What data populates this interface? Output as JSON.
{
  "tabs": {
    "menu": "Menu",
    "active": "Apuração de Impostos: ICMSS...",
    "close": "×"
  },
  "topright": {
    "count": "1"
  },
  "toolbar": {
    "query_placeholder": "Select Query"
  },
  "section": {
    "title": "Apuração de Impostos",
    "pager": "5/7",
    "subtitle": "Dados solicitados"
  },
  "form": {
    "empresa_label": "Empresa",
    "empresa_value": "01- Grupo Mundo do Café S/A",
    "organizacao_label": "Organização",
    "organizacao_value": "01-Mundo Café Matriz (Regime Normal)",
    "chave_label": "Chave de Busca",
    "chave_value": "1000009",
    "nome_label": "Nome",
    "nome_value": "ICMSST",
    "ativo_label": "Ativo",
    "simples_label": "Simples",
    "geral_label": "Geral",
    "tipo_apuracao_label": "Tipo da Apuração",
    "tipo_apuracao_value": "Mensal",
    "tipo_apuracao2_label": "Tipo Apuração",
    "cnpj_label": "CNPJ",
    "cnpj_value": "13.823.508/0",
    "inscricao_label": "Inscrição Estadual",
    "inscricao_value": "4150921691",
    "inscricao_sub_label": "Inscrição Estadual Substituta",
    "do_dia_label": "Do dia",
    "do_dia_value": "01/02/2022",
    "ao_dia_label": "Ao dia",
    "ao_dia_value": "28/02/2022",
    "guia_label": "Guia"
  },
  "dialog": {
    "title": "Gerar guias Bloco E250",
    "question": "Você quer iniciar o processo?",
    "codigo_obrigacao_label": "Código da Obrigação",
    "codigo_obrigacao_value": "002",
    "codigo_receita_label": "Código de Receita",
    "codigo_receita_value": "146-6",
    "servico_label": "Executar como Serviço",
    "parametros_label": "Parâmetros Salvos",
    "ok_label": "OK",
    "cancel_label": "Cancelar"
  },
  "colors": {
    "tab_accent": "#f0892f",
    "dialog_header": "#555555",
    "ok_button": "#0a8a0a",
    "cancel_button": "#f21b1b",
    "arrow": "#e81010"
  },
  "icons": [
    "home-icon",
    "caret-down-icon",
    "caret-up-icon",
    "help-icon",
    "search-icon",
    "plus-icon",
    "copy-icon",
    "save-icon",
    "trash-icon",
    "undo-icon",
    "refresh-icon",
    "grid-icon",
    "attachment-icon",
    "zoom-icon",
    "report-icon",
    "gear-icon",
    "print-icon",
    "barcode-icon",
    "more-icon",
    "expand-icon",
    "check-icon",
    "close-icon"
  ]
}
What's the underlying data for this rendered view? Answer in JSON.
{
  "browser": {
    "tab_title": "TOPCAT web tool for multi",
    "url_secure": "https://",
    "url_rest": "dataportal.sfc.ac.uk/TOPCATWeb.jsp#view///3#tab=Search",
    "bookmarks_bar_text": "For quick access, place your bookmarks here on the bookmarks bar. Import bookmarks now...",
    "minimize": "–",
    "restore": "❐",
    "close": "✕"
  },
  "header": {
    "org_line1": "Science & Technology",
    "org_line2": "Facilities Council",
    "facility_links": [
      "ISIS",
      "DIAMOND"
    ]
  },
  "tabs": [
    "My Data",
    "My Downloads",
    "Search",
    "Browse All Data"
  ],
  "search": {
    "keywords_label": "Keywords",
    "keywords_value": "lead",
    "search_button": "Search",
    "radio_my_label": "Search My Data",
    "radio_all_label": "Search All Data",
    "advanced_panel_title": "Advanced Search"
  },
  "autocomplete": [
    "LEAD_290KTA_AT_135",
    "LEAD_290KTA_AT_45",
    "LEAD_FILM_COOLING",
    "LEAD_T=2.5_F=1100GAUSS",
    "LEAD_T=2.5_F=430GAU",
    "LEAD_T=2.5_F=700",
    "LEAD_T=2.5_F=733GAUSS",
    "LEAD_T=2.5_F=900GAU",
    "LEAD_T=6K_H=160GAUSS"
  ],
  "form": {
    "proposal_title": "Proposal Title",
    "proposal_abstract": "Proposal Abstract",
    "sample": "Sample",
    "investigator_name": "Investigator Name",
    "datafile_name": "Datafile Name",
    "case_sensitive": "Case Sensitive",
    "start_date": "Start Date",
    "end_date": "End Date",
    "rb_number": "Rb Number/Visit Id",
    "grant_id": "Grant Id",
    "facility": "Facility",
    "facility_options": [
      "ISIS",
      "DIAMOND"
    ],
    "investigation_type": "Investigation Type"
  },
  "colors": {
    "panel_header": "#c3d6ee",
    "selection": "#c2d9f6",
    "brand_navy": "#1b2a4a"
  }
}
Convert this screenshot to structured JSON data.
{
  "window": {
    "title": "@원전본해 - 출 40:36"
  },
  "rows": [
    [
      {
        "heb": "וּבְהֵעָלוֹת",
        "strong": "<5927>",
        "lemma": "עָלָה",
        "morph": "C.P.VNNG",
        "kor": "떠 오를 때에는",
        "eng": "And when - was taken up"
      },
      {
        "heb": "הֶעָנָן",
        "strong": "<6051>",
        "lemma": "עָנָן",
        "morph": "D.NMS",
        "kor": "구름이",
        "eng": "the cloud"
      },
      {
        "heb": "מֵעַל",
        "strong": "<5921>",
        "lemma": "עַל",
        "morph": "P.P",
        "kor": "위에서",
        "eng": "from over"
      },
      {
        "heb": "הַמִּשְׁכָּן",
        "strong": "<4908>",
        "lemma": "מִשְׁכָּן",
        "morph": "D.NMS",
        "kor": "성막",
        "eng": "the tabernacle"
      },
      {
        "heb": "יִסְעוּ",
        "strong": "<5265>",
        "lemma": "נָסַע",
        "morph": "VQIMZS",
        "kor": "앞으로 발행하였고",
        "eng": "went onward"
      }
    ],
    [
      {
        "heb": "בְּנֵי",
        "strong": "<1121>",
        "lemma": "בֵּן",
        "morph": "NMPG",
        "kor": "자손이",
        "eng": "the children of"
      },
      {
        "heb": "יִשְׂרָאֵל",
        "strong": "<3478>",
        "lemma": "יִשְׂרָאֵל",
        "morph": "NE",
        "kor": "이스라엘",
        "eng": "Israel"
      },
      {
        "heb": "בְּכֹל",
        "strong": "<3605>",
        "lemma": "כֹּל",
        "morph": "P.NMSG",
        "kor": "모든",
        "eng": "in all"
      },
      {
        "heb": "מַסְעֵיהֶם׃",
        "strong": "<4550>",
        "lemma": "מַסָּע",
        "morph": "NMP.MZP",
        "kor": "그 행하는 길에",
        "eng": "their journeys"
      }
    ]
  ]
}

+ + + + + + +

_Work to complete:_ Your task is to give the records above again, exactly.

_Final answer:_
What data populates this interface? Output as JSON.
{
  "tabs": {
    "menu": "Menu",
    "active": "Apuração de Impostos: ICMSS...",
    "close": "×"
  },
  "topright": {
    "count": "1"
  },
  "toolbar": {
    "query_placeholder": "Select Query"
  },
  "section": {
    "title": "Apuração de Impostos",
    "pager": "5/7",
    "subtitle": "Dados solicitados"
  },
  "form": {
    "empresa_label": "Empresa",
    "empresa_value": "01- Grupo Mundo do Café S/A",
    "organizacao_label": "Organização",
    "organizacao_value": "01-Mundo Café Matriz (Regime Normal)",
    "chave_label": "Chave de Busca",
    "chave_value": "1000009",
    "nome_label": "Nome",
    "nome_value": "ICMSST",
    "ativo_label": "Ativo",
    "simples_label": "Simples",
    "geral_label": "Geral",
    "tipo_apuracao_label": "Tipo da Apuração",
    "tipo_apuracao_value": "Mensal",
    "tipo_apuracao2_label": "Tipo Apuração",
    "cnpj_label": "CNPJ",
    "cnpj_value": "13.823.508/0",
    "inscricao_label": "Inscrição Estadual",
    "inscricao_value": "4150921691",
    "inscricao_sub_label": "Inscrição Estadual Substituta",
    "do_dia_label": "Do dia",
    "do_dia_value": "01/02/2022",
    "ao_dia_label": "Ao dia",
    "ao_dia_value": "28/02/2022",
    "guia_label": "Guia"
  },
  "dialog": {
    "title": "Gerar guias Bloco E250",
    "question": "Você quer iniciar o processo?",
    "codigo_obrigacao_label": "Código da Obrigação",
    "codigo_obrigacao_value": "002",
    "codigo_receita_label": "Código de Receita",
    "codigo_receita_value": "146-6",
    "servico_label": "Executar como Serviço",
    "parametros_label": "Parâmetros Salvos",
    "ok_label": "OK",
    "cancel_label": "Cancelar"
  },
  "colors": {
    "tab_accent": "#f0892f",
    "dialog_header": "#555555",
    "ok_button": "#0a8a0a",
    "cancel_button": "#f21b1b",
    "arrow": "#e81010"
  },
  "icons": [
    "home-icon",
    "caret-down-icon",
    "caret-up-icon",
    "help-icon",
    "search-icon",
    "plus-icon",
    "copy-icon",
    "save-icon",
    "trash-icon",
    "undo-icon",
    "refresh-icon",
    "grid-icon",
    "attachment-icon",
    "zoom-icon",
    "report-icon",
    "gear-icon",
    "print-icon",
    "barcode-icon",
    "more-icon",
    "expand-icon",
    "check-icon",
    "close-icon"
  ]
}
What's the underlying data for this rendered view? Answer in JSON.
{
  "browser": {
    "tab_title": "TOPCAT web tool for multi",
    "url_secure": "https://",
    "url_rest": "dataportal.sfc.ac.uk/TOPCATWeb.jsp#view///3#tab=Search",
    "bookmarks_bar_text": "For quick access, place your bookmarks here on the bookmarks bar. Import bookmarks now...",
    "minimize": "–",
    "restore": "❐",
    "close": "✕"
  },
  "header": {
    "org_line1": "Science & Technology",
    "org_line2": "Facilities Council",
    "facility_links": [
      "ISIS",
      "DIAMOND"
    ]
  },
  "tabs": [
    "My Data",
    "My Downloads",
    "Search",
    "Browse All Data"
  ],
  "search": {
    "keywords_label": "Keywords",
    "keywords_value": "lead",
    "search_button": "Search",
    "radio_my_label": "Search My Data",
    "radio_all_label": "Search All Data",
    "advanced_panel_title": "Advanced Search"
  },
  "autocomplete": [
    "LEAD_290KTA_AT_135",
    "LEAD_290KTA_AT_45",
    "LEAD_FILM_COOLING",
    "LEAD_T=2.5_F=1100GAUSS",
    "LEAD_T=2.5_F=430GAU",
    "LEAD_T=2.5_F=700",
    "LEAD_T=2.5_F=733GAUSS",
    "LEAD_T=2.5_F=900GAU",
    "LEAD_T=6K_H=160GAUSS"
  ],
  "form": {
    "proposal_title": "Proposal Title",
    "proposal_abstract": "Proposal Abstract",
    "sample": "Sample",
    "investigator_name": "Investigator Name",
    "datafile_name": "Datafile Name",
    "case_sensitive": "Case Sensitive",
    "start_date": "Start Date",
    "end_date": "End Date",
    "rb_number": "Rb Number/Visit Id",
    "grant_id": "Grant Id",
    "facility": "Facility",
    "facility_options": [
      "ISIS",
      "DIAMOND"
    ],
    "investigation_type": "Investigation Type"
  },
  "colors": {
    "panel_header": "#c3d6ee",
    "selection": "#c2d9f6",
    "brand_navy": "#1b2a4a"
  }
}
Convert this screenshot to structured JSON data.
{
  "window": {
    "title": "@원전본해 - 출 40:36"
  },
  "rows": [
    [
      {
        "heb": "וּבְהֵעָלוֹת",
        "strong": "<5927>",
        "lemma": "עָלָה",
        "morph": "C.P.VNNG",
        "kor": "떠 오를 때에는",
        "eng": "And when - was taken up"
      },
      {
        "heb": "הֶעָנָן",
        "strong": "<6051>",
        "lemma": "עָנָן",
        "morph": "D.NMS",
        "kor": "구름이",
        "eng": "the cloud"
      },
      {
        "heb": "מֵעַל",
        "strong": "<5921>",
        "lemma": "עַל",
        "morph": "P.P",
        "kor": "위에서",
        "eng": "from over"
      },
      {
        "heb": "הַמִּשְׁכָּן",
        "strong": "<4908>",
        "lemma": "מִשְׁכָּן",
        "morph": "D.NMS",
        "kor": "성막",
        "eng": "the tabernacle"
      },
      {
        "heb": "יִסְעוּ",
        "strong": "<5265>",
        "lemma": "נָסַע",
        "morph": "VQIMZS",
        "kor": "앞으로 발행하였고",
        "eng": "went onward"
      }
    ],
    [
      {
        "heb": "בְּנֵי",
        "strong": "<1121>",
        "lemma": "בֵּן",
        "morph": "NMPG",
        "kor": "자손이",
        "eng": "the children of"
      },
      {
        "heb": "יִשְׂרָאֵל",
        "strong": "<3478>",
        "lemma": "יִשְׂרָאֵל",
        "morph": "NE",
        "kor": "이스라엘",
        "eng": "Israel"
      },
      {
        "heb": "בְּכֹל",
        "strong": "<3605>",
        "lemma": "כֹּל",
        "morph": "P.NMSG",
        "kor": "모든",
        "eng": "in all"
      },
      {
        "heb": "מַסְעֵיהֶם׃",
        "strong": "<4550>",
        "lemma": "מַסָּע",
        "morph": "NMP.MZP",
        "kor": "그 행하는 길에",
        "eng": "their journeys"
      }
    ]
  ]
}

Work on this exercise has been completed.